After 100 years of stable, edible zoos, Barnum's Animals Crackers is throwing a new creature into the mix to commemorate a century of small red boxes on thin white strings. Recently, visitors to the Nabisco website voted on whether a koala, walrus, penguin, or cobra should join the Barnum family. Results are still being tabulated, but the early favorite was the koala.
Animal-shaped cookies migrated to America in the late 1800s as an English import to meet the craze for fancy baked goods. Bakeries across America began producing them, and in 1902, the National Biscuit Co. gave its version a new name - Barnum's Animals - and a circus theme.
At first, the crackers were sold from large tins. But that same year, National Biscuit Co. executives designed a circus-wagon box with a string to hang from the Christmas tree. The five-cent seasonal box became a year-round hit.
Over the past century, 53 animal breeds have leapt from the small red box to children's mouths. Only lions, elephants, bears, and tigers have enjoyed continuous production, with more exotic creatures - such as jaguars and hyenas - making occasional guest appearances.
Six years ago, a limited-edition endangered-species collection was created to raise money and awareness for the World Wildlife Fund.
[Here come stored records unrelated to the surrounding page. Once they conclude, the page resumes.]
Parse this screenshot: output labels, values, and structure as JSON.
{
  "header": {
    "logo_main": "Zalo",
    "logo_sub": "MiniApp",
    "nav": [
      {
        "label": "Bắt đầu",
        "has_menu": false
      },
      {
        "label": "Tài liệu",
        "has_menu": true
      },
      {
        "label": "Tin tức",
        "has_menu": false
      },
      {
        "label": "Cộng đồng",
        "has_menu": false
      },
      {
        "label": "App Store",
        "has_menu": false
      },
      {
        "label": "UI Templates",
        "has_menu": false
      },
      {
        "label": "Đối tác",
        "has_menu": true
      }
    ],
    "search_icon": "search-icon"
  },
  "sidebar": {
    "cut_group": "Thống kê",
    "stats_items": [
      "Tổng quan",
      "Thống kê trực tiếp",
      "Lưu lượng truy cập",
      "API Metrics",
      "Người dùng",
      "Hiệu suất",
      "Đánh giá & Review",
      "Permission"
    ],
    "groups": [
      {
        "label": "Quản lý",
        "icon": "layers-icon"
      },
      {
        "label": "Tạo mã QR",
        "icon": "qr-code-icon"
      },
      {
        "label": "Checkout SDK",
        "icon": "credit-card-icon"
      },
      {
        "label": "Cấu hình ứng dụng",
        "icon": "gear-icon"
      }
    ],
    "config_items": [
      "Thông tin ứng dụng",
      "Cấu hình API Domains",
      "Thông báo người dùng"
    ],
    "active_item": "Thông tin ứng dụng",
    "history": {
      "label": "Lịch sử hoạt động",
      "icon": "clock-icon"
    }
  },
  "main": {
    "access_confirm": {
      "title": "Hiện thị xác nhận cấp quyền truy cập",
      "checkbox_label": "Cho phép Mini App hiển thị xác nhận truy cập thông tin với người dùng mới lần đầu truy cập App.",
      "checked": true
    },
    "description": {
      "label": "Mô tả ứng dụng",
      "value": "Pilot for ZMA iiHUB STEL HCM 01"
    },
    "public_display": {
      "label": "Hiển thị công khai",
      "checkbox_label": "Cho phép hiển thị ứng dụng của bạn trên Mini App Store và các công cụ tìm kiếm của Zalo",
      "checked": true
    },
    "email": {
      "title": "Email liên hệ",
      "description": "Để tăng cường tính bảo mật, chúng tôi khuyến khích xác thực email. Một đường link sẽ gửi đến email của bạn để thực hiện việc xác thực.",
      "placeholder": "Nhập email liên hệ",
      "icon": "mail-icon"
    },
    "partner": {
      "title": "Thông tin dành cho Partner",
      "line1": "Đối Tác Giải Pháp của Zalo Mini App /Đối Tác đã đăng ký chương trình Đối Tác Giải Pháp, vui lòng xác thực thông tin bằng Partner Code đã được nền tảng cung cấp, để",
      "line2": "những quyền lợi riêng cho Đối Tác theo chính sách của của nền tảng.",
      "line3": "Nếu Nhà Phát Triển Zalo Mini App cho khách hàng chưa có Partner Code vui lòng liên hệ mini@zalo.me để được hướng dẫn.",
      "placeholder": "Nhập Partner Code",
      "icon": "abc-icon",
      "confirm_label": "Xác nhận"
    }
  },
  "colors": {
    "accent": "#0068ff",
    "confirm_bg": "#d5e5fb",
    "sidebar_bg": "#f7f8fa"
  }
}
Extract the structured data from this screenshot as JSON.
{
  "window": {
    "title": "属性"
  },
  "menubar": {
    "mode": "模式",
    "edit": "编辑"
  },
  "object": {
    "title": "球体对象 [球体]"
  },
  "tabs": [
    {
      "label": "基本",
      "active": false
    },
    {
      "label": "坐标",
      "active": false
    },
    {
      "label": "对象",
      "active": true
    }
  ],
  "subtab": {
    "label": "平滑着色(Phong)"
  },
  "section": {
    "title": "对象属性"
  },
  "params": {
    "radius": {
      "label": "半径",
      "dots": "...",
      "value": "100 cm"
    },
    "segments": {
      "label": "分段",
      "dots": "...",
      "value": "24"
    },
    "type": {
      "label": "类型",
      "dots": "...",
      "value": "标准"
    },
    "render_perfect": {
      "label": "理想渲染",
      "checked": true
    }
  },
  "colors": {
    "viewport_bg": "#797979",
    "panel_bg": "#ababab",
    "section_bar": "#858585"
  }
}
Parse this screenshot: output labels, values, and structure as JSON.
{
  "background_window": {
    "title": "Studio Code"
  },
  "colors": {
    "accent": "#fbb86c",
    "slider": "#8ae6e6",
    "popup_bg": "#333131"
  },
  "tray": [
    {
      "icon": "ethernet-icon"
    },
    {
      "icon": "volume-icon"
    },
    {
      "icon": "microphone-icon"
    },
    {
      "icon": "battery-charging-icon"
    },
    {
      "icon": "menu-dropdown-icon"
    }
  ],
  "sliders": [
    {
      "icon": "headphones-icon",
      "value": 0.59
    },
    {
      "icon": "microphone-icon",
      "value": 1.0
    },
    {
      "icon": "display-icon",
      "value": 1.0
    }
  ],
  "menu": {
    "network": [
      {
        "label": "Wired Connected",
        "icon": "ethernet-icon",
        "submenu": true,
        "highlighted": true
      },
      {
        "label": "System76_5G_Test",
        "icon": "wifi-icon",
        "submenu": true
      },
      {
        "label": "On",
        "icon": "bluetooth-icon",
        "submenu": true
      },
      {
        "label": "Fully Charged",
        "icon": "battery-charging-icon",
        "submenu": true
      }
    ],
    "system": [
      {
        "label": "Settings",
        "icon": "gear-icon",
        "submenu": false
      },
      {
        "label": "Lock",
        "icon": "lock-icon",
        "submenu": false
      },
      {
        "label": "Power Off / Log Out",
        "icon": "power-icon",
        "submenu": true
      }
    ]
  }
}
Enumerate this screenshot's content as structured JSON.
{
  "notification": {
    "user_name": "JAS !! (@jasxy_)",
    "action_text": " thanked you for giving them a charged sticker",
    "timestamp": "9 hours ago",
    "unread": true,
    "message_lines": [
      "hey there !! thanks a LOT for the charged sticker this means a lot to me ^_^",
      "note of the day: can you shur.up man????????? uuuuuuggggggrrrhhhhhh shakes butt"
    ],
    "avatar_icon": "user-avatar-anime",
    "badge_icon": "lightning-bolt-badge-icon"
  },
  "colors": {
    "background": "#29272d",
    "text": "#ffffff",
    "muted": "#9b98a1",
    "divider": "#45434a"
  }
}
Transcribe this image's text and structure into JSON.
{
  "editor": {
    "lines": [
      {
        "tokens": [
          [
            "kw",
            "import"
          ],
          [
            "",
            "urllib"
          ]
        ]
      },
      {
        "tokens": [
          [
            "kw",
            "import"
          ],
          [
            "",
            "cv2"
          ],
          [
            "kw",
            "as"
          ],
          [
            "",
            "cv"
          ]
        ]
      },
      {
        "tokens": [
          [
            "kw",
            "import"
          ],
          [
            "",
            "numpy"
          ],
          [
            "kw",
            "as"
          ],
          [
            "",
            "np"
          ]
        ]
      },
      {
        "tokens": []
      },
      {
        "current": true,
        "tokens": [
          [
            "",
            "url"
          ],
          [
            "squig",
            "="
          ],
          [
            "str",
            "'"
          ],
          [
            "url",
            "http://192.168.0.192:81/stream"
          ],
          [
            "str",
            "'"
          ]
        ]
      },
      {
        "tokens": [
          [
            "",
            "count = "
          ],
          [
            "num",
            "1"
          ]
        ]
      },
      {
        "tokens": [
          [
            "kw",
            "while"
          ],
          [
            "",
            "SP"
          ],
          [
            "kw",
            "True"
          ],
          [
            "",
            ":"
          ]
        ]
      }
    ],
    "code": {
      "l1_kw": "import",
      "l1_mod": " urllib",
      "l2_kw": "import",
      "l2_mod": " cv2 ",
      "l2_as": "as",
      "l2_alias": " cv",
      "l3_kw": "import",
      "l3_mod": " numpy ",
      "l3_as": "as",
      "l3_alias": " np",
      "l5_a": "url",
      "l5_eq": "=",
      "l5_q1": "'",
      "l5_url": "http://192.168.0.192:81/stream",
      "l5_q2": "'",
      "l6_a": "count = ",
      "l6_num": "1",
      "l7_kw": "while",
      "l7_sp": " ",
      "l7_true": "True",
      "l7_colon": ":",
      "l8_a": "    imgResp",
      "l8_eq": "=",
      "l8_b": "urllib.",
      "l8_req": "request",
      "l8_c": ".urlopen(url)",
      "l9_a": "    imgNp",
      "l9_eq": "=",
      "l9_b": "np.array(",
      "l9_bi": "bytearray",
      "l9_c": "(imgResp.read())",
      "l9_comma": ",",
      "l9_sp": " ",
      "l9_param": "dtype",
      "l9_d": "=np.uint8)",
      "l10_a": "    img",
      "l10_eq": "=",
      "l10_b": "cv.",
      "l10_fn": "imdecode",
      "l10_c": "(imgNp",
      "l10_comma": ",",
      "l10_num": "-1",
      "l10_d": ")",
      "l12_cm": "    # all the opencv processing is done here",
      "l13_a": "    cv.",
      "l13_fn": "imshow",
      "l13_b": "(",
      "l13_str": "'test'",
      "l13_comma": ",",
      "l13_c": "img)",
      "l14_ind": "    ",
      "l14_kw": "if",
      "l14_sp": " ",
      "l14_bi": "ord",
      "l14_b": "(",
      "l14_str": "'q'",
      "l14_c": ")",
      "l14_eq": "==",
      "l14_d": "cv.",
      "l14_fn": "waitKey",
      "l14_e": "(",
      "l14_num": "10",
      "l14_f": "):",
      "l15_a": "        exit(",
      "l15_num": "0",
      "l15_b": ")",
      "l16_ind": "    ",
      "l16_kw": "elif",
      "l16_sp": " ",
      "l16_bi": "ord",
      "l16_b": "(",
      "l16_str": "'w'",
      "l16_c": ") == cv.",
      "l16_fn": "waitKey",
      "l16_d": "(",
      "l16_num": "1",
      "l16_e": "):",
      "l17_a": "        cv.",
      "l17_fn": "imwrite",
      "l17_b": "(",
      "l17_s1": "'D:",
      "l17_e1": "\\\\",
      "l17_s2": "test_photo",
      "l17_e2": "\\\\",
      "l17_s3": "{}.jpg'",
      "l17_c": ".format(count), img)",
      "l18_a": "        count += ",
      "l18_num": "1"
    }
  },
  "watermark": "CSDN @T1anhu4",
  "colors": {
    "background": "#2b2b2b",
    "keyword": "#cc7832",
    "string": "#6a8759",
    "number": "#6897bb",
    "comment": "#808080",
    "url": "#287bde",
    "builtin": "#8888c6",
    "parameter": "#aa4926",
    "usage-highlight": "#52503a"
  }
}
The centennial winner will join the current lineup of bison, camels, elephants, giraffes, gorillas, hippopotamuses, jaguars, kangaroos, monkeys, lions, rhinoceroses, seals, tigers, sheep, wolves, zebras, and sitting and standing bears.